▶

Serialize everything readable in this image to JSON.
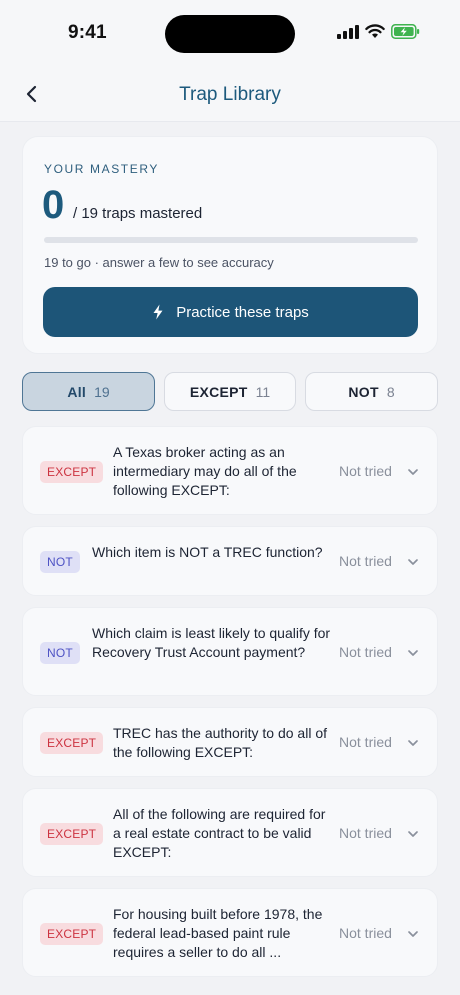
{
  "status_bar": {
    "time": "9:41"
  },
  "nav": {
    "title": "Trap Library"
  },
  "mastery": {
    "label": "YOUR MASTERY",
    "mastered": "0",
    "of_text": "/ 19 traps mastered",
    "progress_fraction": 0,
    "sub_text": "19 to go · answer a few to see accuracy",
    "practice_label": "Practice these traps"
  },
  "filters": [
    {
      "label": "All",
      "count": "19",
      "active": true
    },
    {
      "label": "EXCEPT",
      "count": "11",
      "active": false
    },
    {
      "label": "NOT",
      "count": "8",
      "active": false
    }
  ],
  "traps": [
    {
      "type": "EXCEPT",
      "text": "A Texas broker acting as an intermediary may do all of the following EXCEPT:",
      "status": "Not tried"
    },
    {
      "type": "NOT",
      "text": "Which item is NOT a TREC function?",
      "status": "Not tried"
    },
    {
      "type": "NOT",
      "text": "Which claim is least likely to qualify for Recovery Trust Account payment?",
      "status": "Not tried"
    },
    {
      "type": "EXCEPT",
      "text": "TREC has the authority to do all of the following EXCEPT:",
      "status": "Not tried"
    },
    {
      "type": "EXCEPT",
      "text": "All of the following are required for a real estate contract to be valid EXCEPT:",
      "status": "Not tried"
    },
    {
      "type": "EXCEPT",
      "text": "For housing built before 1978, the federal lead-based paint rule requires a seller to do all ...",
      "status": "Not tried"
    }
  ],
  "colors": {
    "accent": "#1d5a7d",
    "except_badge": "#cc3340",
    "not_badge": "#4e52c4"
  },
  "icons": {
    "back": "chevron-left-icon",
    "practice": "lightning-bolt-icon",
    "expand": "chevron-down-icon"
  }
}
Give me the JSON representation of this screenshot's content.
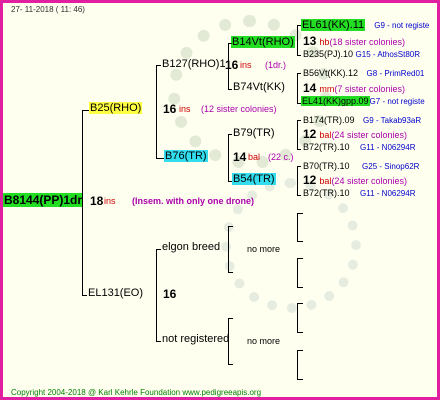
{
  "header": {
    "date": "27- 11-2018 ( 11: 46)"
  },
  "root": {
    "name": "B8144(PP)1dr",
    "count": "18",
    "code": "ins",
    "note": "(Insem. with only one drone)"
  },
  "gen1": {
    "father": {
      "name": "B25(RHO)",
      "count": "16",
      "code": "ins",
      "note": "(12 sister colonies)"
    },
    "mother": {
      "name": "EL131(EO)",
      "count": "16"
    }
  },
  "gen2": {
    "b127": {
      "name": "B127(RHO)1",
      "count": "16",
      "code": "ins",
      "note": "(1dr.)"
    },
    "b76": {
      "name": "B76(TR)",
      "count": "14",
      "code": "bal",
      "note": "(22 c.)"
    },
    "elgon": {
      "name": "elgon breed",
      "more": "no more"
    },
    "notreg": {
      "name": "not registered",
      "more": "no more"
    }
  },
  "gen3": {
    "b14vt": "B14Vt(RHO)",
    "b74vt": "B74Vt(KK)",
    "b79": "B79(TR)",
    "b54": "B54(TR)"
  },
  "gen4": {
    "r1": {
      "name": "EL61(KK).11",
      "info": "G9 - not registe"
    },
    "r2": {
      "count": "13",
      "code": "hb",
      "note": "(18 sister colonies)"
    },
    "r3": {
      "name": "B235(PJ).10",
      "info": "G15 - AthosSt80R"
    },
    "r4": {
      "name": "B56Vt(KK).12",
      "info": "G8 - PrimRed01"
    },
    "r5": {
      "count": "14",
      "code": "mm",
      "note": "(7 sister colonies)"
    },
    "r6": {
      "name": "EL41(KK)gpp.09",
      "info": "G7 - not registe"
    },
    "r7": {
      "name": "B174(TR).09",
      "info": "G9 - Takab93aR"
    },
    "r8": {
      "count": "12",
      "code": "bal",
      "note": "(24 sister colonies)"
    },
    "r9": {
      "name": "B72(TR).10",
      "info": "G11 - N06294R"
    },
    "r10": {
      "name": "B70(TR).10",
      "info": "G25 - Sinop62R"
    },
    "r11": {
      "count": "12",
      "code": "bal",
      "note": "(24 sister colonies)"
    },
    "r12": {
      "name": "B72(TR).10",
      "info": "G11 - N06294R"
    }
  },
  "colors": {
    "border": "#e020a0",
    "highlight_green": "#22dd22",
    "highlight_yellow": "#ffff44",
    "highlight_cyan": "#33ddee",
    "code_red": "#cc0000",
    "note_purple": "#aa00aa",
    "info_blue": "#0000cc"
  },
  "footer": {
    "copyright": "Copyright 2004-2018 @ Karl Kehrle Foundation    www.pedigreeapis.org"
  }
}
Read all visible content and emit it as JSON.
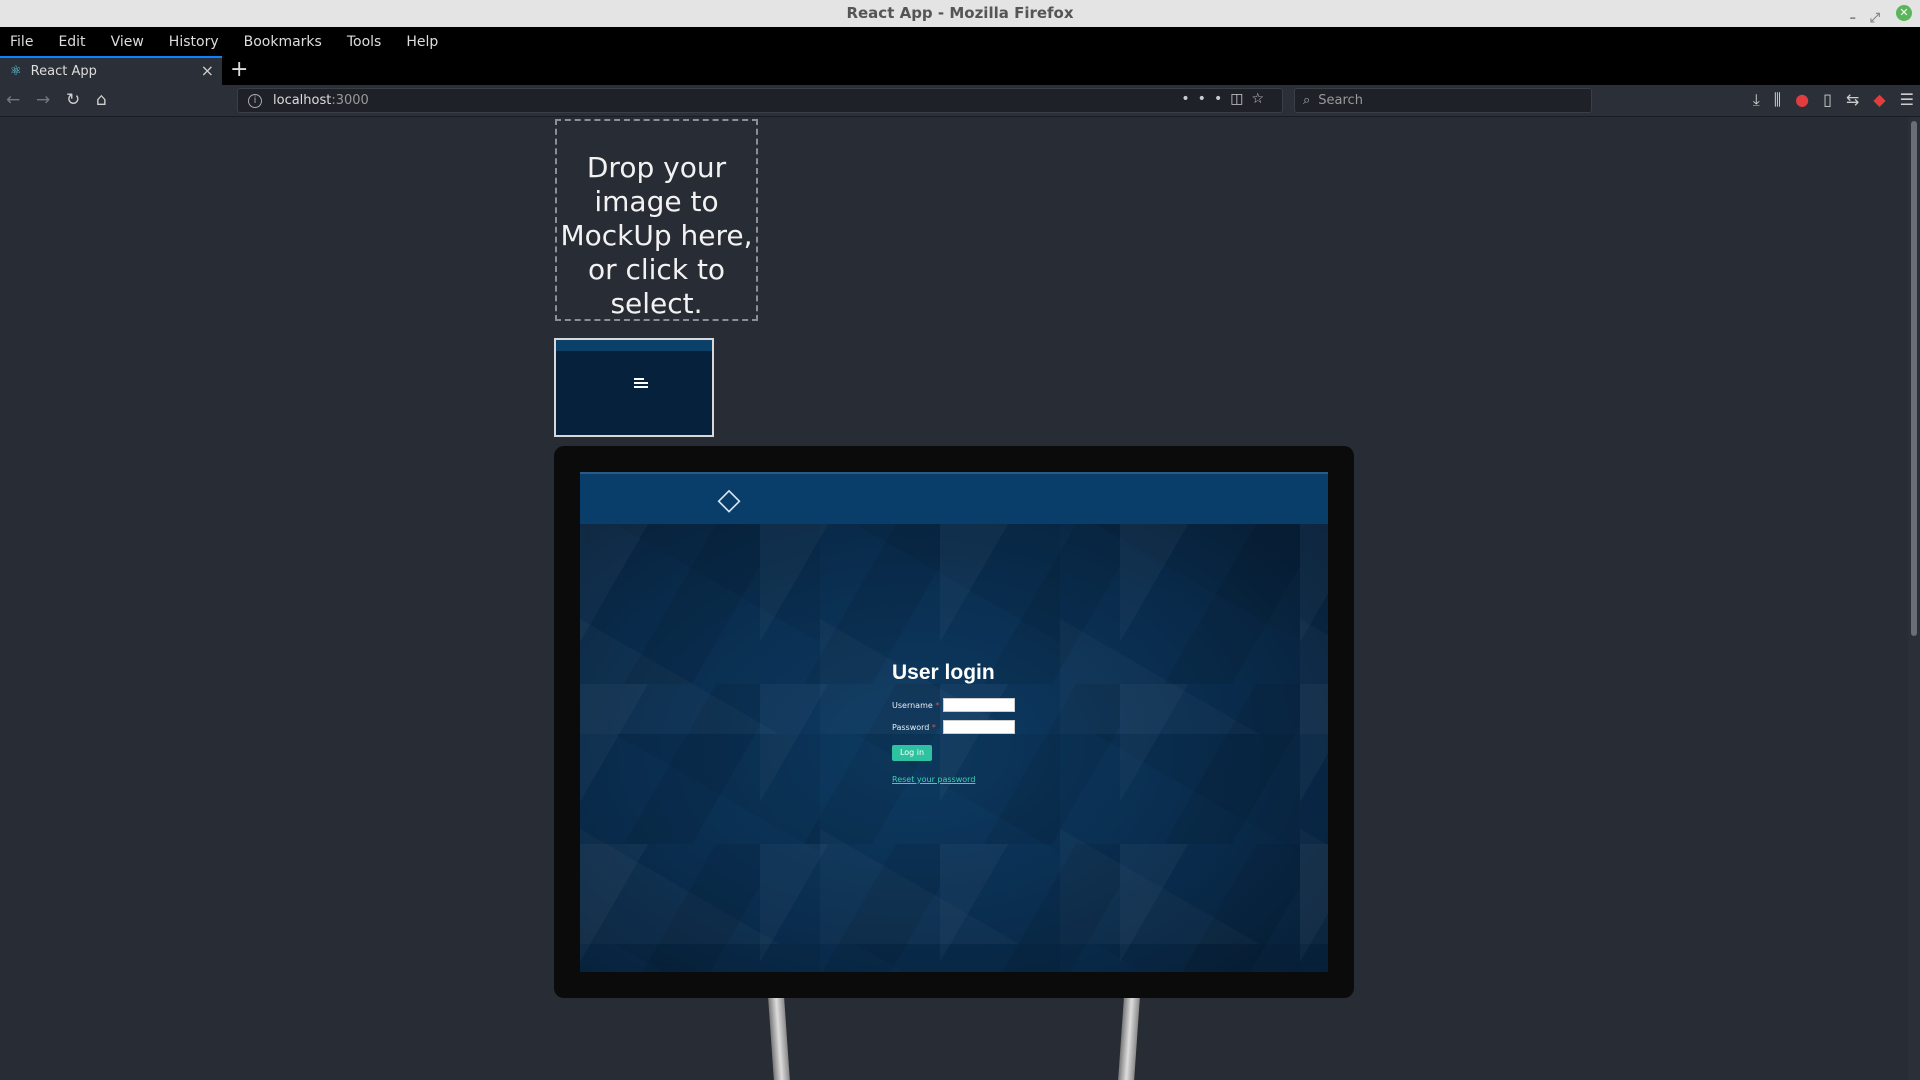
{
  "window": {
    "title": "React App - Mozilla Firefox"
  },
  "menu": [
    "File",
    "Edit",
    "View",
    "History",
    "Bookmarks",
    "Tools",
    "Help"
  ],
  "tab": {
    "title": "React App"
  },
  "url": {
    "host": "localhost",
    "port": ":3000"
  },
  "search": {
    "placeholder": "Search"
  },
  "dropzone": {
    "text": "Drop your image to MockUp here, or click to select."
  },
  "mockup": {
    "title": "User login",
    "username_label": "Username",
    "password_label": "Password",
    "required_mark": "*",
    "login_button": "Log in",
    "reset_link": "Reset your password"
  }
}
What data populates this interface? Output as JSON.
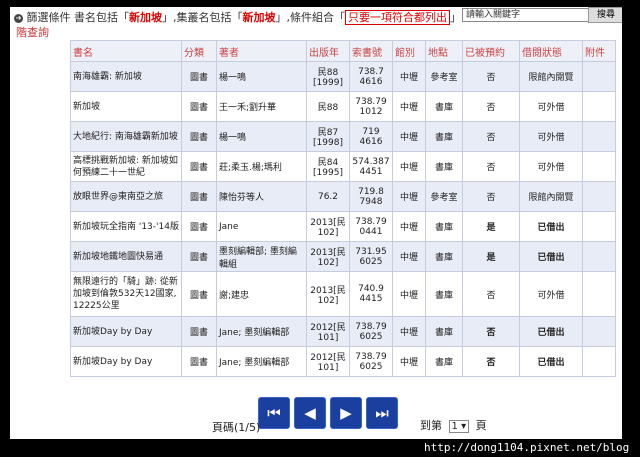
{
  "header": {
    "prefix": "篩選條件",
    "text1": "書名包括「",
    "kw1": "新加坡",
    "text2": "」,集叢名包括「",
    "kw2": "新加坡",
    "text3": "」,條件組合「",
    "mode": "只要一項符合都列出",
    "text4": "」",
    "search_placeholder": "請輸入關鍵字",
    "search_button": "搜尋",
    "subquery": "階查詢"
  },
  "table": {
    "columns": [
      "書名",
      "分類",
      "著者",
      "出版年",
      "索書號",
      "館別",
      "地點",
      "已被預約",
      "借閱狀態",
      "附件"
    ],
    "rows": [
      {
        "title": "南海雄霸: 新加坡",
        "type": "圖書",
        "author": "楊一鳴",
        "year": "民88 [1999]",
        "callno": "738.7 4616",
        "library": "中壢",
        "location": "參考室",
        "reserved": "否",
        "status": "限館內閱覽",
        "attach": ""
      },
      {
        "title": "新加坡",
        "type": "圖書",
        "author": "王一禾;劉升華",
        "year": "民88",
        "callno": "738.79 1012",
        "library": "中壢",
        "location": "書庫",
        "reserved": "否",
        "status": "可外借",
        "attach": ""
      },
      {
        "title": "大地紀行: 南海雄霸新加坡",
        "type": "圖書",
        "author": "楊一鳴",
        "year": "民87 [1998]",
        "callno": "719 4616",
        "library": "中壢",
        "location": "書庫",
        "reserved": "否",
        "status": "可外借",
        "attach": ""
      },
      {
        "title": "高標挑戰新加坡: 新加坡如何預練二十一世紀",
        "type": "圖書",
        "author": "莊;柔玉.楊;瑪利",
        "year": "民84 [1995]",
        "callno": "574.387 4451",
        "library": "中壢",
        "location": "書庫",
        "reserved": "否",
        "status": "可外借",
        "attach": ""
      },
      {
        "title": "放眼世界@東南亞之旅",
        "type": "圖書",
        "author": "陳怡芬等人",
        "year": "76.2",
        "callno": "719.8 7948",
        "library": "中壢",
        "location": "參考室",
        "reserved": "否",
        "status": "限館內閱覽",
        "attach": ""
      },
      {
        "title": "新加坡玩全指南 '13-'14版",
        "type": "圖書",
        "author": "Jane",
        "year": "2013[民102]",
        "callno": "738.79 0441",
        "library": "中壢",
        "location": "書庫",
        "reserved": "是",
        "status": "已借出",
        "attach": ""
      },
      {
        "title": "新加坡地鐵地圖快易通",
        "type": "圖書",
        "author": "墨刻編輯部; 墨刻編輯組",
        "year": "2013[民102]",
        "callno": "731.95 6025",
        "library": "中壢",
        "location": "書庫",
        "reserved": "是",
        "status": "已借出",
        "attach": ""
      },
      {
        "title": "無限遠行的「騎」跡: 從新加坡到倫敦532天12國家, 12225公里",
        "type": "圖書",
        "author": "謝;建忠",
        "year": "2013[民102]",
        "callno": "740.9 4415",
        "library": "中壢",
        "location": "書庫",
        "reserved": "否",
        "status": "可外借",
        "attach": ""
      },
      {
        "title": "新加坡Day by Day",
        "type": "圖書",
        "author": "Jane; 墨刻編輯部",
        "year": "2012[民101]",
        "callno": "738.79 6025",
        "library": "中壢",
        "location": "書庫",
        "reserved": "否",
        "status": "已借出",
        "attach": ""
      },
      {
        "title": "新加坡Day by Day",
        "type": "圖書",
        "author": "Jane; 墨刻編輯部",
        "year": "2012[民101]",
        "callno": "738.79 6025",
        "library": "中壢",
        "location": "書庫",
        "reserved": "否",
        "status": "已借出",
        "attach": ""
      }
    ]
  },
  "pager": {
    "first_icon": "first-page-icon",
    "prev_icon": "prev-page-icon",
    "next_icon": "next-page-icon",
    "last_icon": "last-page-icon",
    "page_label": "頁碼(1/5)",
    "goto_prefix": "到第",
    "goto_value": "1",
    "goto_suffix": "頁"
  },
  "watermark": "http://dong1104.pixnet.net/blog",
  "colors": {
    "accent_red": "#d00000",
    "link_red": "#c44444",
    "pager_blue": "#1a3f9e",
    "row_alt": "#e8ecf6"
  }
}
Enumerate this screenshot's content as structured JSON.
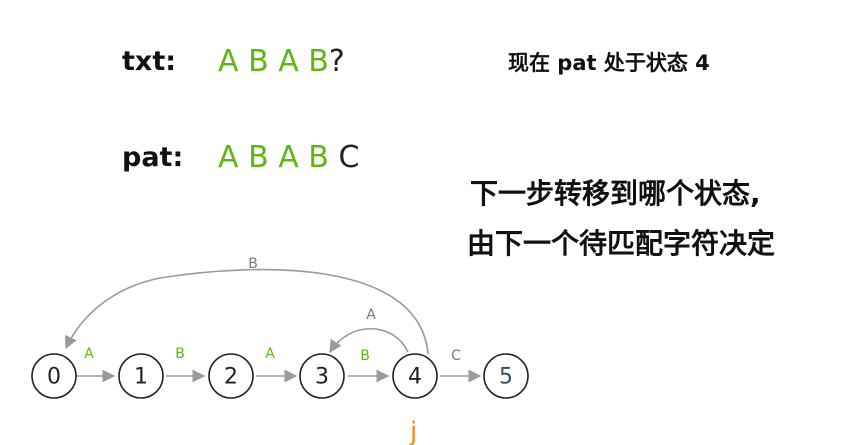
{
  "txt": {
    "label": "txt:",
    "chars": [
      "A",
      "B",
      "A",
      "B"
    ],
    "unknown": "?"
  },
  "pat": {
    "label": "pat:",
    "chars": [
      "A",
      "B",
      "A",
      "B"
    ],
    "next": "C"
  },
  "note_state": "现在 pat 处于状态 4",
  "note_line1": "下一步转移到哪个状态,",
  "note_line2": "由下一个待匹配字符决定",
  "states": [
    "0",
    "1",
    "2",
    "3",
    "4",
    "5"
  ],
  "edges": [
    {
      "from": "0",
      "to": "1",
      "label": "A"
    },
    {
      "from": "1",
      "to": "2",
      "label": "B"
    },
    {
      "from": "2",
      "to": "3",
      "label": "A"
    },
    {
      "from": "3",
      "to": "4",
      "label": "B"
    },
    {
      "from": "4",
      "to": "5",
      "label": "C"
    },
    {
      "from": "4",
      "to": "3",
      "label": "A"
    },
    {
      "from": "4",
      "to": "0",
      "label": "B"
    }
  ],
  "pointer": "j",
  "colors": {
    "match": "#5cb811",
    "arrow": "#9a9a9a",
    "pointer": "#f08a1c"
  }
}
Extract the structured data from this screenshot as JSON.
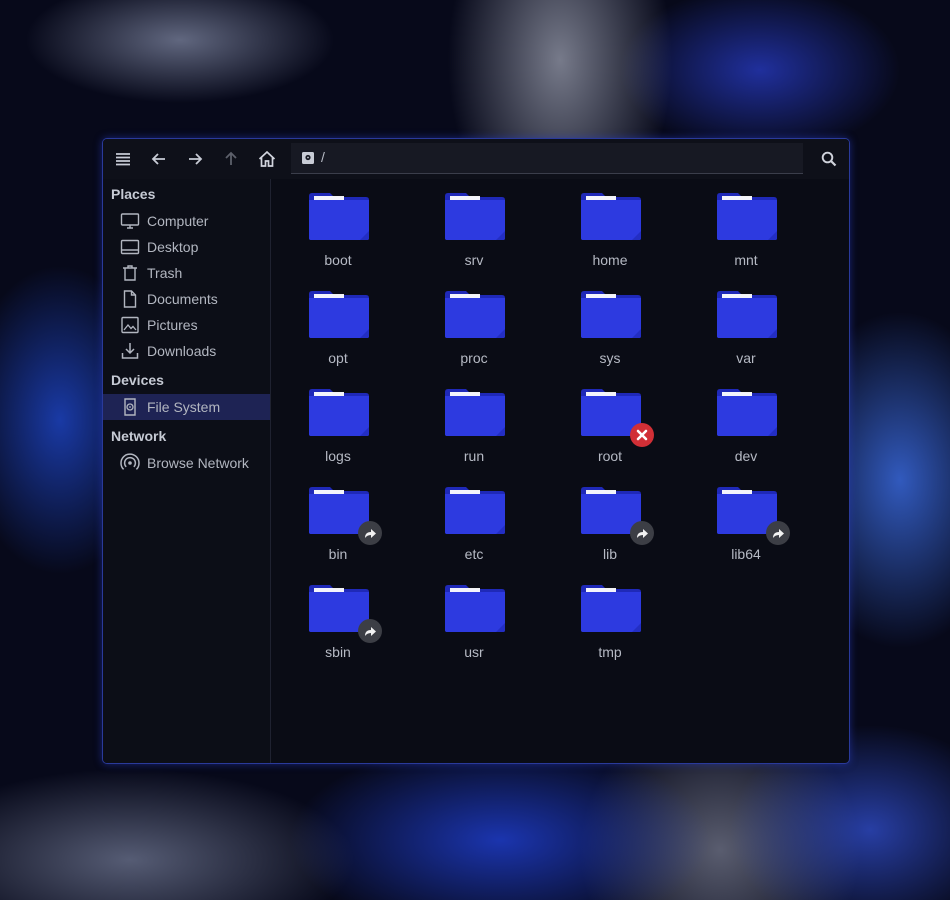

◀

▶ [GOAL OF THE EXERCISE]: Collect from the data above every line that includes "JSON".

▶ [ANSWER BELOW]:
Serialize everything readable in this image to JSON.
Give me the JSON representation of this screenshot's content.
Read all visible content and emit it as JSON.
What data populates this interface? Output as JSON.
Enumerate this screenshot's content as structured JSON.
Extract the structured data from this screenshot as JSON.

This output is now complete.